The one-mile stretch of the Skokie River, which runs through the Chicago Botanic Garden, is one of the Garden's four natural areas and is a demonstration site offering natural methods to enhance urban waterways.

Once a meandering stream that was part of a larger complex of marsh, sedge meadow, and wet prairie, in the early 1900s the Skokie River became a drainage ditch. Though no longer able to function as they once did, highly engineered waterways like the Skokie River often remain valuable natural resources. A Garden project seeks to enhance part of the stream channel that flows through the Garden’s western perimeter to develop habitat, increase biodiversity, and improve water quality, while at the same time showcasing river enhancement techniques and serving as a living laboratory to study human-built riparian corridors. Twenty-two acres adjacent to the river have been devoted to this effort.

Portions of eroded stream banks have been bolstered with woody plants. Along the river, floodplain wetlands, upland prairie, and oak savanna-woodland also are being established. Approximately 200 species of native herbaceous plants are thriving. Fast-growing species, along with remnant Garden horticulture, form a backdrop on the Garden’s western edge as slow-growing oaks—primarily burr oak (Quercus macrocarpa)—reach maturity.

Reed canary grass (Phalarus arundinaceae) is an invasive species that presents one of the greatest challenges to developing a native floodplain plant community. Despite aggressive efforts at eliminating and establishing native sedges, grasses, and forbs, reed canary grass, with its tolerance of both prolonged flooding and drought conditions, is again gaining dominance in much of the floodplain. Garden scientists continue to explore and study methods for reversing this trend.

Compacted, engineered soils here and in places such as the Dixon Prairie challenge the establishment of native plants.
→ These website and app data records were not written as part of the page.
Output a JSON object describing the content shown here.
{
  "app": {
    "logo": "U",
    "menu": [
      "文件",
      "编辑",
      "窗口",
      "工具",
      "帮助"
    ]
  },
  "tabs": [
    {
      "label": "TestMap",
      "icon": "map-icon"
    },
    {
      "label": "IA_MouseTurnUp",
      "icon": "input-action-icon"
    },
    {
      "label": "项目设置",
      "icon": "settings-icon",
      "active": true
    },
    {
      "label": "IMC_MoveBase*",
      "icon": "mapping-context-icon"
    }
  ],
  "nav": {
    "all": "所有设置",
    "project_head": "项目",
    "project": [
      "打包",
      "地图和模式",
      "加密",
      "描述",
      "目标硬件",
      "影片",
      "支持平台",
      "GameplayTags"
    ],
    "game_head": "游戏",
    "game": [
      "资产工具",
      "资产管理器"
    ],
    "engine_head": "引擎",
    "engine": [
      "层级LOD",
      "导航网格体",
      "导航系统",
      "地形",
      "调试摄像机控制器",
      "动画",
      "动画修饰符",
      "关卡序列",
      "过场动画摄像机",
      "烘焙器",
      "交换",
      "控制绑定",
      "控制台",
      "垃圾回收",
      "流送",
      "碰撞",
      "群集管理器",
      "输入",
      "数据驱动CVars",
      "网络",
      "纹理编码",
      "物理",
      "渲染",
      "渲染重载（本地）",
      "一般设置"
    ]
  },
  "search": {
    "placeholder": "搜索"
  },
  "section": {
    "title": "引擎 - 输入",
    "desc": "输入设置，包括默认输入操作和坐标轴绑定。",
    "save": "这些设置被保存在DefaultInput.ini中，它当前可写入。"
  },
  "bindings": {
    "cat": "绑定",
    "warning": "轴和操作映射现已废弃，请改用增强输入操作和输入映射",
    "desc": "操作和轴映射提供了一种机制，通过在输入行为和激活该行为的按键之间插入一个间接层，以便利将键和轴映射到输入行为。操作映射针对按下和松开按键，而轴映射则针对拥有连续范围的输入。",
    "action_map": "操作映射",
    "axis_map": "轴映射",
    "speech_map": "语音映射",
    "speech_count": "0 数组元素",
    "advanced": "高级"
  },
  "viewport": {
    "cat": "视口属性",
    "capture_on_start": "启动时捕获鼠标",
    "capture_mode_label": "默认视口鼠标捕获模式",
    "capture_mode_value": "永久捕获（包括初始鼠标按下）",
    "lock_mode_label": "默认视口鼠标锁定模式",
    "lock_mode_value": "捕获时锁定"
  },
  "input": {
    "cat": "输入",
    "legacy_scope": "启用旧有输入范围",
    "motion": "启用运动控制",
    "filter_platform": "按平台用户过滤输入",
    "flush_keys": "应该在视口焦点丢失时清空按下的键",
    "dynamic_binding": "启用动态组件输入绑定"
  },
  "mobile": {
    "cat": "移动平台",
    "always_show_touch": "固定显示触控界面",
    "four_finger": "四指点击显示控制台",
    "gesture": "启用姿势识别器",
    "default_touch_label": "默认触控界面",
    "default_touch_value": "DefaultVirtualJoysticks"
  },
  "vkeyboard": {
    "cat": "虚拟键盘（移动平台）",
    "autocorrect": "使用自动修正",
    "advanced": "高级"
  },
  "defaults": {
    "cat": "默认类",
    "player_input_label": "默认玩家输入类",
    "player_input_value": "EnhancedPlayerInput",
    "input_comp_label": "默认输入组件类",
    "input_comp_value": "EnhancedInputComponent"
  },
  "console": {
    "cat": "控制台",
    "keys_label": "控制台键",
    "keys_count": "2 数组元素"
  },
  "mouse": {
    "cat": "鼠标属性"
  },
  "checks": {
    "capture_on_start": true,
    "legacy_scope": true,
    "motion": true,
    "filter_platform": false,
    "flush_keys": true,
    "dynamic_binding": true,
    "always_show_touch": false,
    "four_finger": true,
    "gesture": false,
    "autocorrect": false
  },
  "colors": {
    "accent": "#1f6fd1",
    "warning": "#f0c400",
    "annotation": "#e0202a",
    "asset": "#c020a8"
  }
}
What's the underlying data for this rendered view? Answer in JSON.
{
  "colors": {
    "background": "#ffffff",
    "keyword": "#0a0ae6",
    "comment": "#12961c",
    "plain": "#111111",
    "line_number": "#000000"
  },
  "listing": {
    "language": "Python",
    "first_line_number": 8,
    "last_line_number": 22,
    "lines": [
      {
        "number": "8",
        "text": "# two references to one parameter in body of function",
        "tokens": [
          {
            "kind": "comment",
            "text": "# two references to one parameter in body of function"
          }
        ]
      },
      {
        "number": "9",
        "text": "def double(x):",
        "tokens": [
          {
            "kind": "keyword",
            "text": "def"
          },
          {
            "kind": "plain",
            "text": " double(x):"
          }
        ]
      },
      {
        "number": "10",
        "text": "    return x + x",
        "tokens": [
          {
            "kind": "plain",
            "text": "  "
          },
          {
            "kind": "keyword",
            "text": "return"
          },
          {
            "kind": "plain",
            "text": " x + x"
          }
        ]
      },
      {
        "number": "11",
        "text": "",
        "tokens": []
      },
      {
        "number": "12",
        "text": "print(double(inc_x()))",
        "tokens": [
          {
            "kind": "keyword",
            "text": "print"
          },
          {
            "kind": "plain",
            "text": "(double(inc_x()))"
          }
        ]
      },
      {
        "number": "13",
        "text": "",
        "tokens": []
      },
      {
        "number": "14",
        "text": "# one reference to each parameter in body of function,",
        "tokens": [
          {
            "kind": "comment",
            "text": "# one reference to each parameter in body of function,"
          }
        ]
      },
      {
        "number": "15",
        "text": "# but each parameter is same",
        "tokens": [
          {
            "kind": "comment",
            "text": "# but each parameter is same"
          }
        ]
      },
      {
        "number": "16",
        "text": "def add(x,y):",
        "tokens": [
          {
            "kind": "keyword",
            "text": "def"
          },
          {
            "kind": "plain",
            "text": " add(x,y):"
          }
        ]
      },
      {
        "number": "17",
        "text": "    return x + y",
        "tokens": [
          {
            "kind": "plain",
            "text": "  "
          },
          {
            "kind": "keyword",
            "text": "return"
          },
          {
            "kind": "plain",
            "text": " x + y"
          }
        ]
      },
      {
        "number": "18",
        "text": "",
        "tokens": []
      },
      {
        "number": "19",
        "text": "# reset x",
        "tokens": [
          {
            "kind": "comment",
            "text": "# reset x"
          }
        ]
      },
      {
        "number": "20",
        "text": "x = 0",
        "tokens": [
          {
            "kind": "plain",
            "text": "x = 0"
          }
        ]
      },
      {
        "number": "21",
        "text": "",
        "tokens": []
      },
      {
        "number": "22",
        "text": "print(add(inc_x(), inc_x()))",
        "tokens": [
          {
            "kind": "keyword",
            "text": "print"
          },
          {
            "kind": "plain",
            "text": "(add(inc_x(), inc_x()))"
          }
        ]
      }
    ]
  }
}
Garden scientists are studying the uplands of the river to determine how soil disturbance can affect our ability to create native grassland communities.